Kinnamos did not mention Hugo Eteriano’s role and portrayed Demetrios’ heresy as an imported product.
A summary of these mixed messages is diﬃcult. Given that it was desirable for both sides to hide any “Latin” connection in their teaching, it seems that anti-Latin sentiment was strong and getting stronger. Yet the presence of Latins in the empire and frequent embassies of Greeks to the West allowed both friendly and unfriendly interaction, as well as mutual inﬂuences that usually went unrecorded in contemporary sources. This was still the empire of the Komnenoi, with their ties of blood and friendship to Latins, and with subjects who had not yet experienced the traumatic events of 1204.
1204–1261 After 1204 the opinion that Latins are Christian brothers was modiﬁed, even in the most pro-Latin circles. Everyone took the separation of the churches for granted. The period was characterized by one attempt after another to reunite the churches. It also saw both violent resistance to these eﬀorts and a kind of openness to Western ideas.
Paradoxically, the openness was often a result of the division. Some Byzantine scholars thought they had to learn more about the Latins before they could refute them. In the end, these trends led to a wide spectrum of opinion.

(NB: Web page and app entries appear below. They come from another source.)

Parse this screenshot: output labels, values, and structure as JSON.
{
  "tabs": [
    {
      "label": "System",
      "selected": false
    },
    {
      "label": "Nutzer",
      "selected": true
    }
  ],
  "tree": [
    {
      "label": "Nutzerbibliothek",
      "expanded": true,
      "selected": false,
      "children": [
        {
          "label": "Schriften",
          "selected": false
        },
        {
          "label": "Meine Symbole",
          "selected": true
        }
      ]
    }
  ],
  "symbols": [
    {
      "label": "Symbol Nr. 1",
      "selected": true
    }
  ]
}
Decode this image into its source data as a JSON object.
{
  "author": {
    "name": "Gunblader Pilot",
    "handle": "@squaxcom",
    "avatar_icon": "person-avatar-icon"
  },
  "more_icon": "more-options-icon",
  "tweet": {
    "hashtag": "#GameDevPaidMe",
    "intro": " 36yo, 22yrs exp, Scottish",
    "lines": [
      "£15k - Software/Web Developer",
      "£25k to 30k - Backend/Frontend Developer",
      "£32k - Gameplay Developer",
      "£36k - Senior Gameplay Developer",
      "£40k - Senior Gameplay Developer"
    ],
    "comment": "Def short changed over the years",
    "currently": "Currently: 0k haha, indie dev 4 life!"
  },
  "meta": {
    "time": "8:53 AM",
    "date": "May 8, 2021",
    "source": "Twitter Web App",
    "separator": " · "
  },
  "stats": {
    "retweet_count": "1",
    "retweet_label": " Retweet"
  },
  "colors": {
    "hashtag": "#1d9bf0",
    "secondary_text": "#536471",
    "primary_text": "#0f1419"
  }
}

At one end of the spectrum is the most scurrilous kind of polemic against the Latins, which became popular. Lists of Latin “customs” or “errors” circulated widely. These included not only theological issues such as the Filioque and liturgical issues such as azymes, but also disgust at the things Latins ate and the clothes they wore.106 In this way, opponents of church union sought to undermine the advocates of union by associating them with ﬁlthy heretics. For example, the anti-unionists could not acknowledge that John Bekkos might have reached a conviction of the orthodoxy of the Filioque by reading patristic texts. He must, rather, be a servant of the pope. One of the most infamous anti-Latin texts, the “Dialogue of Panagiotes with an Azymite,” dates to around the Second Council of Lyons. It begins with a description of the arrival of a papal envoy in Constantinople. He is met by John Bekkos, who wears a miter and a ring, which, the author assures us, are symbols of the pope. The papal envoy is leading a mule with a basket on its back. In the basket is an image of the pope. Both Bekkos and Emperor Michael VIII perform acts of submission in front of this mule. Michael actually leads it by its bridle, an idea familiar to Western medievalists and an allusion to Michael’s earlier, hypocritical submission to Patriarch Arsenios.107 An even more striking example of this sort of condemnation-by-association is the case of Patriarch Gregory II of Cyprus. In spite of being the person who ﬁnally defeated Bekkos, in spite of his sophisticated elucidation of the Greek doctrine of the procession of the Holy Spirit, he ran into trouble.
His enemies accused him of heresy in that very elucidation, and more than one of them ` ´ See, e.g., Darrouzes, “Memoire,” para. 30, 63, 65, 66, 75.
D. J. Geanakoplos, Interaction of the ‘Sibling’ Byzantine and Western Cultures in the Middle Ages and Italian Renaissance, 330–1600 (New Haven, Conn., 1976), 158. Greek text ed. A. Vasiliev, Anecdota graeco-byzantina (Moscow, 1893), 179.